"These were the expressions of admiration that best suited the ideas of his delighted acquaintances. They will give him a reception on Monday night next, at which all his friends will be present, and some of our leading white citizens will be invited to be present.
"We will try and give the young man s views and experiences in tomorrow s issue."
This paper is noted for its constant prevarication. Whatever it says about Negroes is scarcely worth noticing, for be it in their favor or not it is almost certainly untrue. My "delighted father" was not within three hundred miles of Atlanta when I reached that place. I did not appear on the streets in uniform for several days after my arrival, and then only at the request of many friends and an officer of the Second Infantry then at McPherson Barracks.
(From the Atlanta (Ga.) Republican)
"Lieutenant Flipper arrived in our city last week on a visit to his friends. His father lives in Thomasville, but he was educated in this city. His intelligence and manly course has won for him the praise of even the Bourbons."
(From the, Atlanta (Ga.) Republican.)
"We acknowledge the courtesy of an invitation to a reception given to Lieutenant H. O. Flipper of the Tenth Cavalry, by his colored friends in Atlanta. Circumstances beyond our control prevented our attending.
"We are informed it was a pleasant affair, and that Lieutenant Flipper embraced the opportunity to give something of his four years experience at West Point, and to correct some of the misstatements of the Atlanta Constitution concerning the treatment he received while a cadet at the Military Academy. An article alluding to this subject has been crowded out this week, but will appear in our next issue.
(From the Augusta (Ga.) Chronicle and Constitutionalist.)
"The Cincinnati Gazette says: Lieutenant Flipper, the young colored man who is guilty of having been graduated with credit from West Point, continues to be the butt of Georgia Democratic journals. We would like to know where the Gazette gets its information. Flipper has been treated with nothing but kindness in Georgia. Wherever he has reviewed the colored military, accounts of the reviews have been published, but we have yet to see a single word in a Georgia paper in disparagement or ridicule of the colored graduate."
Witness the following from
the Atlanta Constitution:
|Flipper As A Fraud.
Freeman S Protege On Southern Civilization He Talks At The Reception And Makes Of Himself An Ass The Anomalous Creature On Exhibition He Shows The Cloven Foot.
"Last night the colored people of the city gave a reception to Flipper, of the United States Army. They did this from a feeling of pride over the fact that one of their color, a townsman, had succeeded in attaining his rank. They doubtless, little suspected that he would make such use of the occasion as he did. More than one of them so expressed their feeling before The evening ended. The relations between the races in this city have for years been such as to make remarks like those in which Flipper indulged not only uncalled for, but really distasteful. They are not to be blamed for his conduct.

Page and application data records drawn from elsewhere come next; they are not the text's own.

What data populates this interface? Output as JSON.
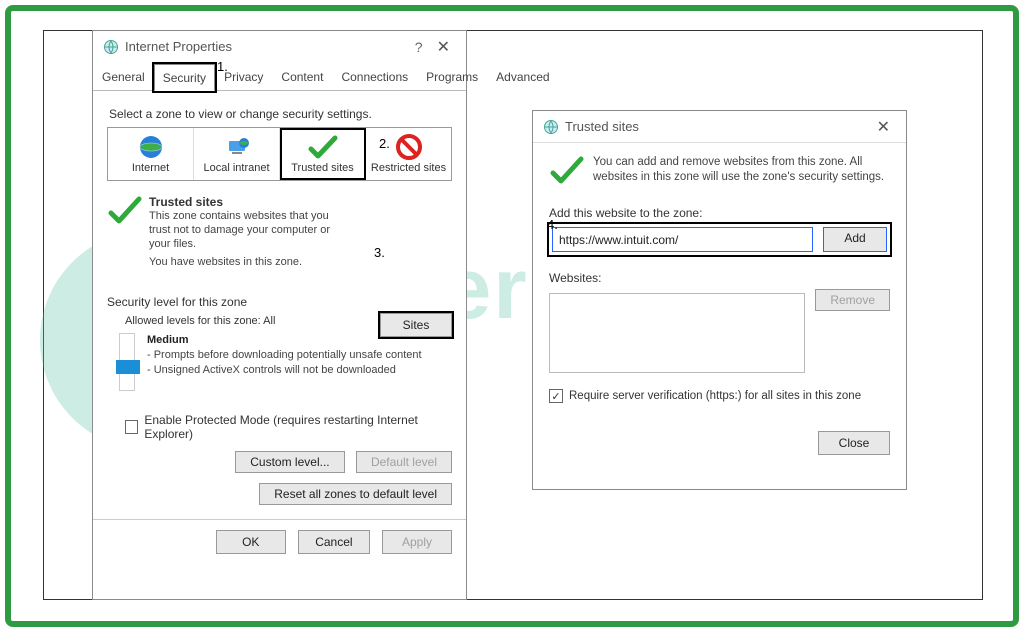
{
  "watermark": "eBetterBooks",
  "annotations": {
    "a1": "1.",
    "a2": "2.",
    "a3": "3.",
    "a4": "4."
  },
  "dialog1": {
    "title": "Internet Properties",
    "tabs": [
      "General",
      "Security",
      "Privacy",
      "Content",
      "Connections",
      "Programs",
      "Advanced"
    ],
    "active_tab_index": 1,
    "zone_instruction": "Select a zone to view or change security settings.",
    "zones": [
      {
        "label": "Internet"
      },
      {
        "label": "Local intranet"
      },
      {
        "label": "Trusted sites"
      },
      {
        "label": "Restricted sites"
      }
    ],
    "selected_zone_index": 2,
    "zone_title": "Trusted sites",
    "zone_desc_1": "This zone contains websites that you trust not to damage your computer or your files.",
    "zone_desc_2": "You have websites in this zone.",
    "sites_btn": "Sites",
    "sec_header": "Security level for this zone",
    "allowed_line": "Allowed levels for this zone: All",
    "level_name": "Medium",
    "level_line_1": "- Prompts before downloading potentially unsafe content",
    "level_line_2": "- Unsigned ActiveX controls will not be downloaded",
    "protected_label": "Enable Protected Mode (requires restarting Internet Explorer)",
    "custom_btn": "Custom level...",
    "default_btn": "Default level",
    "reset_btn": "Reset all zones to default level",
    "ok": "OK",
    "cancel": "Cancel",
    "apply": "Apply"
  },
  "dialog2": {
    "title": "Trusted sites",
    "desc": "You can add and remove websites from this zone. All websites in this zone will use the zone's security settings.",
    "add_label": "Add this website to the zone:",
    "url_value": "https://www.intuit.com/",
    "add_btn": "Add",
    "websites_label": "Websites:",
    "remove_btn": "Remove",
    "require_label": "Require server verification (https:) for all sites in this zone",
    "close_btn": "Close"
  }
}
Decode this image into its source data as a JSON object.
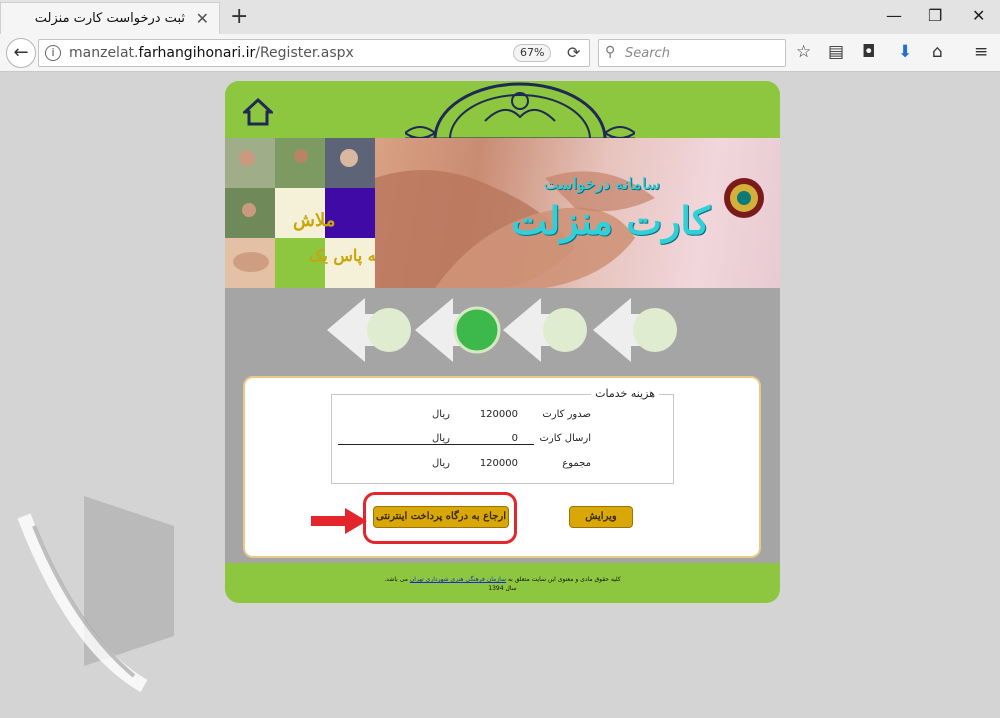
{
  "browser": {
    "tab_title": "ثبت درخواست کارت منزلت",
    "url_prefix": "manzelat.",
    "url_domain": "farhangihonari.ir",
    "url_path": "/Register.aspx",
    "zoom": "67%",
    "search_placeholder": "Search"
  },
  "banner": {
    "title": "کارت منزلت",
    "subtitle": "سامانه درخواست",
    "collage_line1": "ملاش",
    "collage_line2": "به پاس یک"
  },
  "services": {
    "legend": "هزینه خدمات",
    "rows": [
      {
        "label": "صدور کارت",
        "amount": "120000",
        "unit": "ریال"
      },
      {
        "label": "ارسال کارت",
        "amount": "0",
        "unit": "ریال"
      },
      {
        "label": "مجموع",
        "amount": "120000",
        "unit": "ریال"
      }
    ]
  },
  "buttons": {
    "pay": "ارجاع به درگاه پرداخت اینترنتی",
    "edit": "ویرایش"
  },
  "footer": {
    "line1_pre": "کلیه حقوق مادی و معنوی این سایت متعلق به",
    "line1_link": "سازمان فرهنگی هنری شهرداری تهران",
    "line1_post": "می باشد.",
    "line2": "سال 1394"
  },
  "colors": {
    "site_green": "#8dc63f",
    "button_gold": "#d9a808",
    "highlight_red": "#e3262b"
  }
}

"The crowd that gathered in the hall on the corner of Mitchell and Broad Streets was large. It was composed almost entirely of well dressed and orderly colored people. There were present several of the white male and female teachers of the Negro schools; also, some of our white citizens occupying back seats, who were drawn thither by mere curiosity.
"Flipper was dressed lavishly in regimentals and gold cord, and sat upon the stage with his immense and ponderous cavalry sabre tightly buckled around him. He had the attitude of Wellington or Grant at a council of war. He was introduced to the audience by J. O. Wimbish, a high toned Negro politician (as was) of this city, who bespattered the young warrior with an eulogy such as no school master would have written for less than $5 C.O.D. It was real slushy in its copiousness and diffusiveness.
Henry Ossian Flipper, The Colored Cadet at West Point, 1878